PEACE OFFICER & FIREFIGHTER DISABILITY RETIREMENT
Virtually all California peace officers and firefighters are entitled to enhanced disability retirement benefits in the event of permanent incapacity for duty resulting from an on-the-job injury. The disability retirement benefits to which an employee is entitled depend on the system to which he/she belongs; his/her job classification; the employer’s agreement with the retirement system; the collective bargaining agreement; and the circumstances from which entitlement arises. The applicable procedure varies, according to the particular system of which he/she is a member. There are significant differences. We have successfully represented peace officers and firefighters before the Alameda County Employees’ Association (ACERA); Contra Costa County Retirement Association (CCCRA); CalPERS; San Francisco Employees’ Retirement System (SFERS); and San Mateo County Employees’ Retirement Association (SamCERA).
Because of the complexity of the retirement laws and procedures, we encourage peace officers and firefighters with career-threatening injuries to consult an attorney before filing for an industrial retirement.
Who may apply?
CHP officers, deputy sheriffs, state and local peace officers, and firefighters incapacitated for the performance of duty as the result of an industrial disability may apply for an Industrial Disability Retirement (Service-Connected Disability Retirement, for county members), regardless of age or length of service.
Generally, to receive an industrial disability retirement, one must apply PRIOR to termination of service, withdrawal of contributions, or ordinary service retirement. There are some exceptions.
When must an application be made?
Application for retirement may be made by the member; his/her employer; or anyone acting on his/her behalf. An application for retirement must be made:
1. While in service or absent on military leave;
2. Within four months of discontinuance of service, or while on an approved leave of absence;
3. While the member is physically or mentally incapacitated to perform duties from the date of discontinuation of service to the time of application.
What is the amount of the disability retirement allowance?
The Industrial Disability Retirement Allowance is generally 50% of the member’s final compensation, or the amount of the service retirement allowance, if that is greater for members over age 50.
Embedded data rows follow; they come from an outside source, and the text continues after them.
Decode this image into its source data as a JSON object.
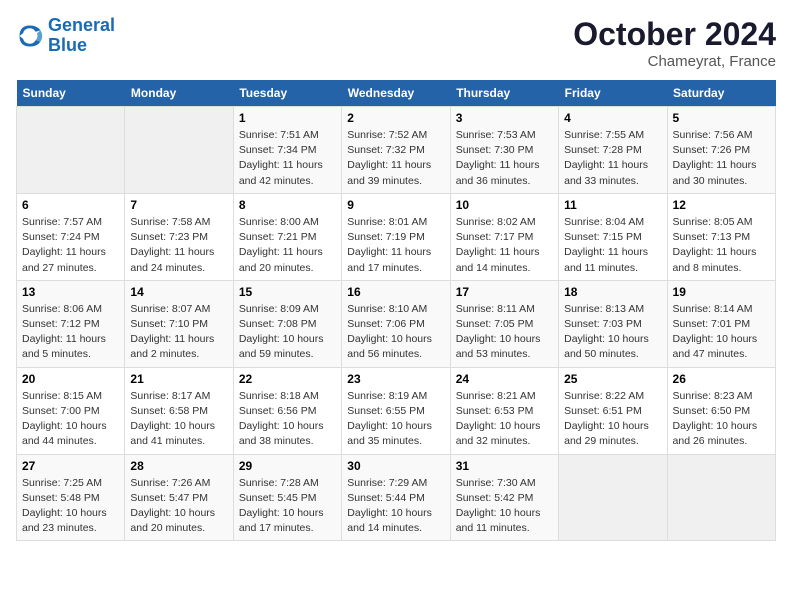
{
  "logo": {
    "line1": "General",
    "line2": "Blue"
  },
  "header": {
    "month_title": "October 2024",
    "location": "Chameyrat, France"
  },
  "days_of_week": [
    "Sunday",
    "Monday",
    "Tuesday",
    "Wednesday",
    "Thursday",
    "Friday",
    "Saturday"
  ],
  "weeks": [
    [
      {
        "day": "",
        "info": ""
      },
      {
        "day": "",
        "info": ""
      },
      {
        "day": "1",
        "info": "Sunrise: 7:51 AM\nSunset: 7:34 PM\nDaylight: 11 hours and 42 minutes."
      },
      {
        "day": "2",
        "info": "Sunrise: 7:52 AM\nSunset: 7:32 PM\nDaylight: 11 hours and 39 minutes."
      },
      {
        "day": "3",
        "info": "Sunrise: 7:53 AM\nSunset: 7:30 PM\nDaylight: 11 hours and 36 minutes."
      },
      {
        "day": "4",
        "info": "Sunrise: 7:55 AM\nSunset: 7:28 PM\nDaylight: 11 hours and 33 minutes."
      },
      {
        "day": "5",
        "info": "Sunrise: 7:56 AM\nSunset: 7:26 PM\nDaylight: 11 hours and 30 minutes."
      }
    ],
    [
      {
        "day": "6",
        "info": "Sunrise: 7:57 AM\nSunset: 7:24 PM\nDaylight: 11 hours and 27 minutes."
      },
      {
        "day": "7",
        "info": "Sunrise: 7:58 AM\nSunset: 7:23 PM\nDaylight: 11 hours and 24 minutes."
      },
      {
        "day": "8",
        "info": "Sunrise: 8:00 AM\nSunset: 7:21 PM\nDaylight: 11 hours and 20 minutes."
      },
      {
        "day": "9",
        "info": "Sunrise: 8:01 AM\nSunset: 7:19 PM\nDaylight: 11 hours and 17 minutes."
      },
      {
        "day": "10",
        "info": "Sunrise: 8:02 AM\nSunset: 7:17 PM\nDaylight: 11 hours and 14 minutes."
      },
      {
        "day": "11",
        "info": "Sunrise: 8:04 AM\nSunset: 7:15 PM\nDaylight: 11 hours and 11 minutes."
      },
      {
        "day": "12",
        "info": "Sunrise: 8:05 AM\nSunset: 7:13 PM\nDaylight: 11 hours and 8 minutes."
      }
    ],
    [
      {
        "day": "13",
        "info": "Sunrise: 8:06 AM\nSunset: 7:12 PM\nDaylight: 11 hours and 5 minutes."
      },
      {
        "day": "14",
        "info": "Sunrise: 8:07 AM\nSunset: 7:10 PM\nDaylight: 11 hours and 2 minutes."
      },
      {
        "day": "15",
        "info": "Sunrise: 8:09 AM\nSunset: 7:08 PM\nDaylight: 10 hours and 59 minutes."
      },
      {
        "day": "16",
        "info": "Sunrise: 8:10 AM\nSunset: 7:06 PM\nDaylight: 10 hours and 56 minutes."
      },
      {
        "day": "17",
        "info": "Sunrise: 8:11 AM\nSunset: 7:05 PM\nDaylight: 10 hours and 53 minutes."
      },
      {
        "day": "18",
        "info": "Sunrise: 8:13 AM\nSunset: 7:03 PM\nDaylight: 10 hours and 50 minutes."
      },
      {
        "day": "19",
        "info": "Sunrise: 8:14 AM\nSunset: 7:01 PM\nDaylight: 10 hours and 47 minutes."
      }
    ],
    [
      {
        "day": "20",
        "info": "Sunrise: 8:15 AM\nSunset: 7:00 PM\nDaylight: 10 hours and 44 minutes."
      },
      {
        "day": "21",
        "info": "Sunrise: 8:17 AM\nSunset: 6:58 PM\nDaylight: 10 hours and 41 minutes."
      },
      {
        "day": "22",
        "info": "Sunrise: 8:18 AM\nSunset: 6:56 PM\nDaylight: 10 hours and 38 minutes."
      },
      {
        "day": "23",
        "info": "Sunrise: 8:19 AM\nSunset: 6:55 PM\nDaylight: 10 hours and 35 minutes."
      },
      {
        "day": "24",
        "info": "Sunrise: 8:21 AM\nSunset: 6:53 PM\nDaylight: 10 hours and 32 minutes."
      },
      {
        "day": "25",
        "info": "Sunrise: 8:22 AM\nSunset: 6:51 PM\nDaylight: 10 hours and 29 minutes."
      },
      {
        "day": "26",
        "info": "Sunrise: 8:23 AM\nSunset: 6:50 PM\nDaylight: 10 hours and 26 minutes."
      }
    ],
    [
      {
        "day": "27",
        "info": "Sunrise: 7:25 AM\nSunset: 5:48 PM\nDaylight: 10 hours and 23 minutes."
      },
      {
        "day": "28",
        "info": "Sunrise: 7:26 AM\nSunset: 5:47 PM\nDaylight: 10 hours and 20 minutes."
      },
      {
        "day": "29",
        "info": "Sunrise: 7:28 AM\nSunset: 5:45 PM\nDaylight: 10 hours and 17 minutes."
      },
      {
        "day": "30",
        "info": "Sunrise: 7:29 AM\nSunset: 5:44 PM\nDaylight: 10 hours and 14 minutes."
      },
      {
        "day": "31",
        "info": "Sunrise: 7:30 AM\nSunset: 5:42 PM\nDaylight: 10 hours and 11 minutes."
      },
      {
        "day": "",
        "info": ""
      },
      {
        "day": "",
        "info": ""
      }
    ]
  ]
}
What is disability?
To qualify for an Industrial Disability Retirement, a public safety member must demonstrate an “incapacity for performance of duty.” The courts have defined “incapacity” as a substantial inability to perform the duties of one’s position. However, a fear of future incapacity has been held not to be a present and permanent incapacity.
What effect does permanent light duty have on a retirement application?
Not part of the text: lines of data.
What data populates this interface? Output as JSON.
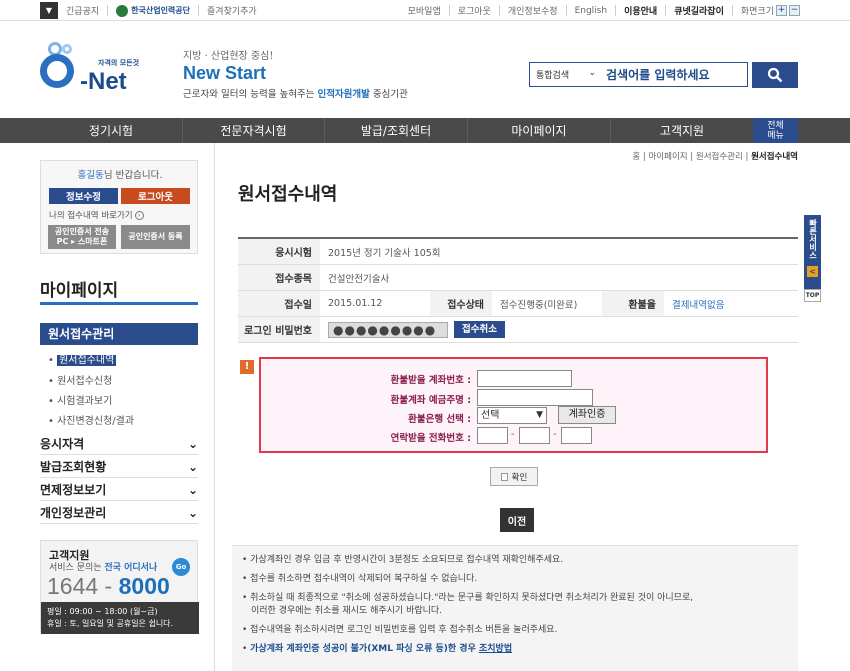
{
  "topbar": {
    "notice": "긴급공지",
    "org": "한국산업인력공단",
    "bookmark": "즐겨찾기추가",
    "links": [
      "모바일앱",
      "로그아웃",
      "개인정보수정",
      "English"
    ],
    "bold_links": [
      "이용안내",
      "큐넷길라잡이"
    ],
    "zoom_label": "화면크기",
    "zoom_in": "+",
    "zoom_out": "−"
  },
  "header": {
    "logo_tag": "자격의 모든것",
    "logo_name": "Net",
    "slogan_1": "지방 · 산업현장 중심!",
    "slogan_2": "New Start",
    "slogan_3a": "근로자와 일터의 능력을 높혀주는 ",
    "slogan_3b": "인적자원개발",
    "slogan_3c": " 중심기관",
    "search_category": "통합검색",
    "search_placeholder": "검색어를 입력하세요"
  },
  "gnb": {
    "items": [
      "정기시험",
      "전문자격시험",
      "발급/조회센터",
      "마이페이지",
      "고객지원"
    ],
    "all_menu_1": "전체",
    "all_menu_2": "메뉴"
  },
  "userbox": {
    "user_name": "홍길동",
    "greeting_suffix": "님 반갑습니다.",
    "edit_label": "정보수정",
    "logout_label": "로그아웃",
    "shortcut_label": "나의 접수내역 바로가기",
    "cert_transfer_1": "공인인증서 전송",
    "cert_transfer_2": "PC ▸ 스마트폰",
    "cert_register": "공인인증서 등록"
  },
  "lnb": {
    "title": "마이페이지",
    "selected": "원서접수관리",
    "subs": [
      "원서접수내역",
      "원서접수신청",
      "시험결과보기",
      "사진변경신청/결과"
    ],
    "menus": [
      "응시자격",
      "발급조회현황",
      "면제정보보기",
      "개인정보관리"
    ]
  },
  "cs": {
    "title": "고객지원",
    "desc_a": "서비스 문의는 ",
    "desc_b": "전국 어디서나",
    "go": "Go",
    "num_a": "1644 - ",
    "num_b": "8000",
    "hours_1": "평일 : 09:00 ~ 18:00 (월~금)",
    "hours_2": "휴일 : 토, 일요일 및 공휴일은 쉽니다."
  },
  "breadcrumb": {
    "items": [
      "홈",
      "마이페이지",
      "원서접수관리"
    ],
    "current": "원서접수내역"
  },
  "page_title": "원서접수내역",
  "info": {
    "exam_label": "응시시험",
    "exam_value": "2015년 정기 기술사 105회",
    "type_label": "접수종목",
    "type_value": "건설안전기술사",
    "date_label": "접수일",
    "date_value": "2015.01.12",
    "status_label": "접수상태",
    "status_value": "접수진행중(미완료)",
    "refund_label": "환불율",
    "refund_value": "결제내역없음",
    "pw_label": "로그인 비밀번호",
    "pw_value": "●●●●●●●●●",
    "cancel_label": "접수취소"
  },
  "alert_icon": "!",
  "refund_form": {
    "account_label": "환불받을 계좌번호 :",
    "holder_label": "환불계좌 예금주명 :",
    "bank_label": "환불은행 선택 :",
    "bank_value": "선택",
    "verify_label": "계좌인증",
    "phone_label": "연락받을 전화번호 :",
    "dash": "-"
  },
  "confirm_label": "확인",
  "prev_label": "이전",
  "notes": [
    "가상계좌인 경우 입금 후 반영시간이 3분정도 소요되므로 접수내역 재확인해주세요.",
    "접수를 취소하면 접수내역이 삭제되어 복구하실 수 없습니다.",
    "취소하실 때 최종적으로 \"취소에 성공하셨습니다.\"라는 문구를 확인하지 못하셨다면 취소처리가 완료된 것이 아니므로,",
    "이러한 경우에는 취소를 재시도 해주시기 바랍니다.",
    "접수내역을 취소하시려면 로그인 비밀번호를 입력 후 접수취소 버튼을 눌러주세요."
  ],
  "note_last_a": "가상계좌 계좌인증 성공이 불가(XML 파싱 오류 등)한 경우 ",
  "note_last_b": "조치방법",
  "quick": {
    "label": "빠른서비스",
    "arrow": "<",
    "top": "TOP"
  }
}
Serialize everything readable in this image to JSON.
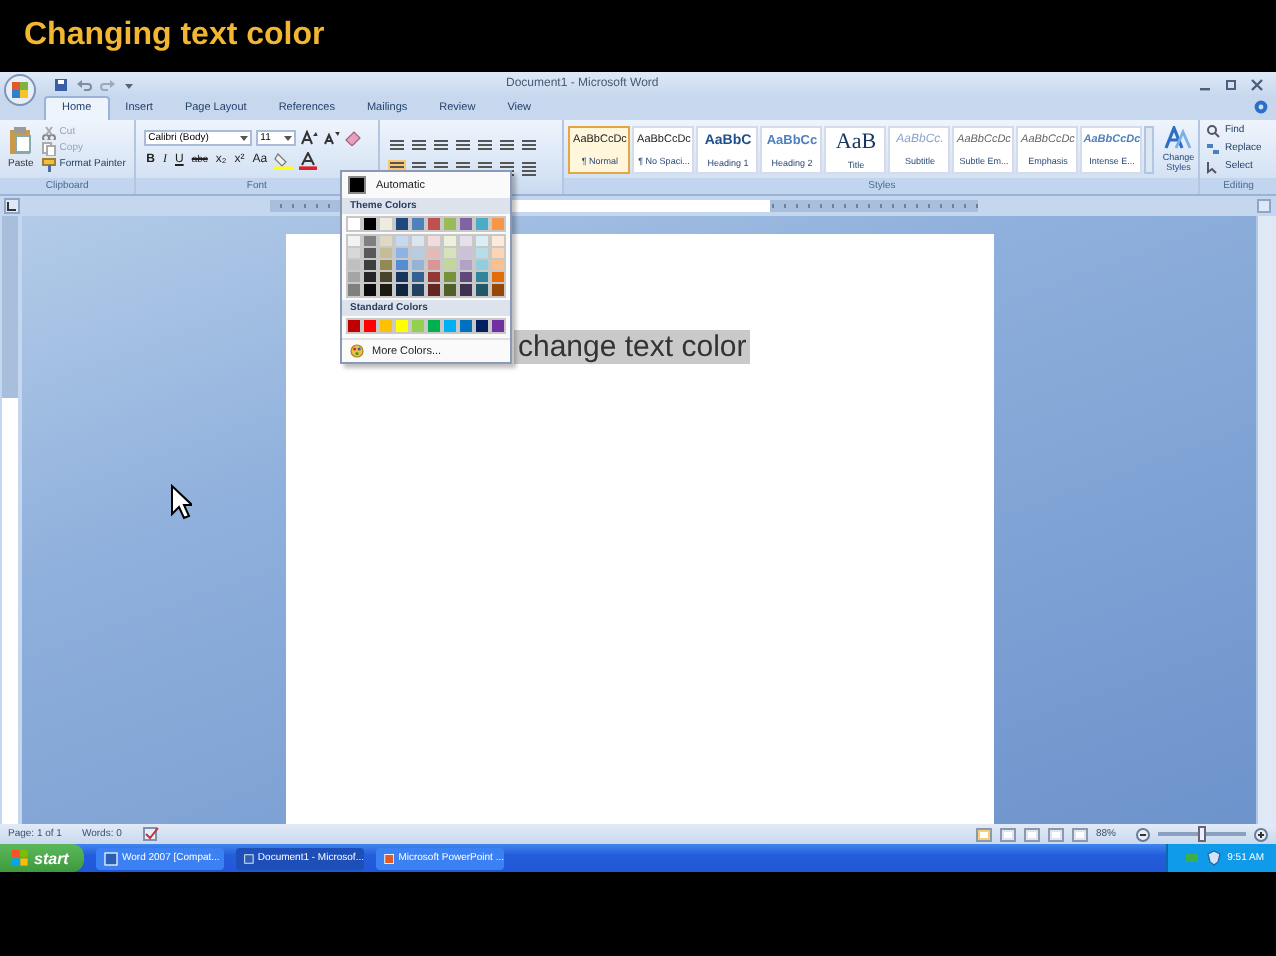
{
  "slide_title": "Changing text color",
  "window": {
    "title": "Document1 - Microsoft Word"
  },
  "tabs": [
    {
      "label": "Home",
      "selected": true
    },
    {
      "label": "Insert",
      "selected": false
    },
    {
      "label": "Page Layout",
      "selected": false
    },
    {
      "label": "References",
      "selected": false
    },
    {
      "label": "Mailings",
      "selected": false
    },
    {
      "label": "Review",
      "selected": false
    },
    {
      "label": "View",
      "selected": false
    }
  ],
  "ribbon": {
    "clipboard": {
      "paste": "Paste",
      "items": [
        "Cut",
        "Copy",
        "Format Painter"
      ],
      "label": "Clipboard"
    },
    "font": {
      "name": "Calibri (Body)",
      "size": "11",
      "buttons": [
        "B",
        "I",
        "U",
        "abc",
        "x₂",
        "x²",
        "Aa"
      ],
      "label": "Font"
    },
    "styles": {
      "items": [
        {
          "preview": "AaBbCcDc",
          "name": "¶ Normal",
          "kind": "normal",
          "selected": true
        },
        {
          "preview": "AaBbCcDc",
          "name": "¶ No Spaci...",
          "kind": "normal",
          "selected": false
        },
        {
          "preview": "AaBbC",
          "name": "Heading 1",
          "kind": "heading1",
          "selected": false
        },
        {
          "preview": "AaBbCc",
          "name": "Heading 2",
          "kind": "heading2",
          "selected": false
        },
        {
          "preview": "AaB",
          "name": "Title",
          "kind": "title",
          "selected": false
        },
        {
          "preview": "AaBbCc.",
          "name": "Subtitle",
          "kind": "subtitle",
          "selected": false
        },
        {
          "preview": "AaBbCcDc",
          "name": "Subtle Em...",
          "kind": "emphasis",
          "selected": false
        },
        {
          "preview": "AaBbCcDc",
          "name": "Emphasis",
          "kind": "emphasis",
          "selected": false
        },
        {
          "preview": "AaBbCcDc",
          "name": "Intense E...",
          "kind": "intense",
          "selected": false
        }
      ],
      "label": "Styles"
    },
    "change_styles": "Change Styles",
    "editing": {
      "items": [
        "Find",
        "Replace",
        "Select"
      ],
      "label": "Editing"
    }
  },
  "document": {
    "text": "change text color",
    "selected": true
  },
  "color_menu": {
    "automatic": "Automatic",
    "theme_header": "Theme Colors",
    "theme_columns": [
      {
        "swatches": [
          {
            "color": "#ffffff"
          },
          {
            "color": "#f2f2f2"
          },
          {
            "color": "#d8d8d8"
          },
          {
            "color": "#bfbfbf"
          },
          {
            "color": "#a5a5a5"
          },
          {
            "color": "#7f7f7f"
          }
        ]
      },
      {
        "swatches": [
          {
            "color": "#000000"
          },
          {
            "color": "#7f7f7f"
          },
          {
            "color": "#595959"
          },
          {
            "color": "#3f3f3f"
          },
          {
            "color": "#262626"
          },
          {
            "color": "#0c0c0c"
          }
        ]
      },
      {
        "swatches": [
          {
            "color": "#eeece1"
          },
          {
            "color": "#ddd9c3"
          },
          {
            "color": "#c4bd97"
          },
          {
            "color": "#938953"
          },
          {
            "color": "#494429"
          },
          {
            "color": "#1d1b10"
          }
        ]
      },
      {
        "swatches": [
          {
            "color": "#1f497d"
          },
          {
            "color": "#c6d9f0"
          },
          {
            "color": "#8db3e2"
          },
          {
            "color": "#548dd4"
          },
          {
            "color": "#17365d"
          },
          {
            "color": "#0f243e"
          }
        ]
      },
      {
        "swatches": [
          {
            "color": "#4f81bd"
          },
          {
            "color": "#dbe5f1"
          },
          {
            "color": "#b8cce4"
          },
          {
            "color": "#95b3d7"
          },
          {
            "color": "#366092"
          },
          {
            "color": "#244061"
          }
        ]
      },
      {
        "swatches": [
          {
            "color": "#c0504d"
          },
          {
            "color": "#f2dcdb"
          },
          {
            "color": "#e5b9b7"
          },
          {
            "color": "#d99694"
          },
          {
            "color": "#953734"
          },
          {
            "color": "#632423"
          }
        ]
      },
      {
        "swatches": [
          {
            "color": "#9bbb59"
          },
          {
            "color": "#ebf1dd"
          },
          {
            "color": "#d7e3bc"
          },
          {
            "color": "#c3d69b"
          },
          {
            "color": "#76923c"
          },
          {
            "color": "#4f6128"
          }
        ]
      },
      {
        "swatches": [
          {
            "color": "#8064a2"
          },
          {
            "color": "#e5e0ec"
          },
          {
            "color": "#ccc1d9"
          },
          {
            "color": "#b2a2c7"
          },
          {
            "color": "#5f497a"
          },
          {
            "color": "#3f3151"
          }
        ]
      },
      {
        "swatches": [
          {
            "color": "#4bacc6"
          },
          {
            "color": "#dbeef3"
          },
          {
            "color": "#b7dde8"
          },
          {
            "color": "#92cddc"
          },
          {
            "color": "#31859b"
          },
          {
            "color": "#205867"
          }
        ]
      },
      {
        "swatches": [
          {
            "color": "#f79646"
          },
          {
            "color": "#fdeada"
          },
          {
            "color": "#fbd5b5"
          },
          {
            "color": "#fac08f"
          },
          {
            "color": "#e36c09"
          },
          {
            "color": "#974806"
          }
        ]
      }
    ],
    "standard_header": "Standard Colors",
    "standard": [
      {
        "color": "#c00000"
      },
      {
        "color": "#ff0000"
      },
      {
        "color": "#ffc000"
      },
      {
        "color": "#ffff00"
      },
      {
        "color": "#92d050"
      },
      {
        "color": "#00b050"
      },
      {
        "color": "#00b0f0"
      },
      {
        "color": "#0070c0"
      },
      {
        "color": "#002060"
      },
      {
        "color": "#7030a0"
      }
    ],
    "more": "More Colors..."
  },
  "status_bar": {
    "page": "Page: 1 of 1",
    "words": "Words: 0",
    "zoom": "88%",
    "zoom_slider": {
      "level": 0.5
    }
  },
  "taskbar": {
    "start": "start",
    "buttons": [
      {
        "label": "Word 2007 [Compat...",
        "selected": false
      },
      {
        "label": "Document1 - Microsof...",
        "selected": true
      },
      {
        "label": "Microsoft PowerPoint ...",
        "selected": false
      }
    ],
    "clock": "9:51 AM"
  }
}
A few California public safety and fire departments offer their employees “permanent light duty” in lieu of disability retirement. If the employer makes such an offer and the employee refuses the position, a disability retirement will normally be denied if:
1. There is a uniform program of light duty available to all similarly-disabled employees; and
2. The light duty is in the same classification for which one is otherwise disabled, and carries equal pay, equal benefits, and equal promotional opportunity.
What is the procedure for applying for disability retirement?
The procedure for application for disability retirement depends on whether the employee works for the state; a local governmental entity; or a county, which is governed by the county retirement system pursuant to the 1937 County Employees’ Retirement Law.
If the safety member is a state employee, the application is submitted directly to CalPERS. Its Benefit Applications Services Division gathers the medical information from the employer and makes a determination about the existence of incapacity.
For local safety members of CalPERS, the employer or the employee may make application for disability retirement to CalPERS. The local safety employer makes the initial determination of incapacity. If the local safety employer denies the disability retirement, the member is entitled to a hearing conducted by a state administrative law judge.
For safety members under the County Employees’ Retirement System, application for disability retirement (Service-Connected Disability Retirement) is made directly to the County Employees’ Retirement System. Each system has slightly different procedures and administrative rules, but each system is required by law to provide the applicant with an administrative hearing on disputed issues. Issues such as substantial incapacity for duty, and whether a disability is service-connected, are determined by the Board of the Retirement System only. The Workers’ Compensation Appeals Board has no jurisdiction over issues arising under the County Employees’ Retirement Law.